About this exercise -> Copy each line below exactly and leave the pictures out.

(App and web page records)

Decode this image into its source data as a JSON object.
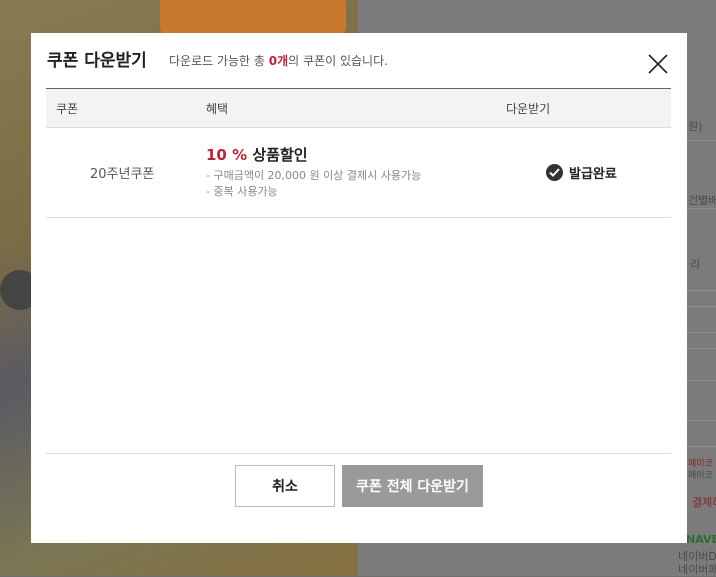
{
  "background": {
    "snippets": [
      "원)",
      "건별배",
      "리",
      "페이코 i",
      "페이코 i",
      "결제하",
      "NAVER",
      "네이버D",
      "네이버페"
    ]
  },
  "modal": {
    "title": "쿠폰 다운받기",
    "subtitle_prefix": "다운로드 가능한 총 ",
    "subtitle_count": "0개",
    "subtitle_suffix": "의 쿠폰이 있습니다.",
    "columns": [
      "쿠폰",
      "혜택",
      "다운받기"
    ],
    "rows": [
      {
        "coupon": "20주년쿠폰",
        "benefit_pct": "10 %",
        "benefit_label": "상품할인",
        "notes": [
          "- 구매금액이 20,000 원 이상 결제시 사용가능",
          "- 중복 사용가능"
        ],
        "status": "발급완료"
      }
    ],
    "buttons": {
      "cancel": "취소",
      "download_all": "쿠폰 전체 다운받기"
    }
  }
}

Exercise response ->
Decode this image into its source data as a JSON object.
{
  "background": {
    "snippets": [
      "원)",
      "건별배",
      "리",
      "페이코 i",
      "페이코 i",
      "결제하",
      "NAVER",
      "네이버D",
      "네이버페"
    ]
  },
  "modal": {
    "title": "쿠폰 다운받기",
    "subtitle_prefix": "다운로드 가능한 총 ",
    "subtitle_count": "0개",
    "subtitle_suffix": "의 쿠폰이 있습니다.",
    "columns": [
      "쿠폰",
      "혜택",
      "다운받기"
    ],
    "rows": [
      {
        "coupon": "20주년쿠폰",
        "benefit_pct": "10 %",
        "benefit_label": "상품할인",
        "notes": [
          "- 구매금액이 20,000 원 이상 결제시 사용가능",
          "- 중복 사용가능"
        ],
        "status": "발급완료"
      }
    ],
    "buttons": {
      "cancel": "취소",
      "download_all": "쿠폰 전체 다운받기"
    }
  }
}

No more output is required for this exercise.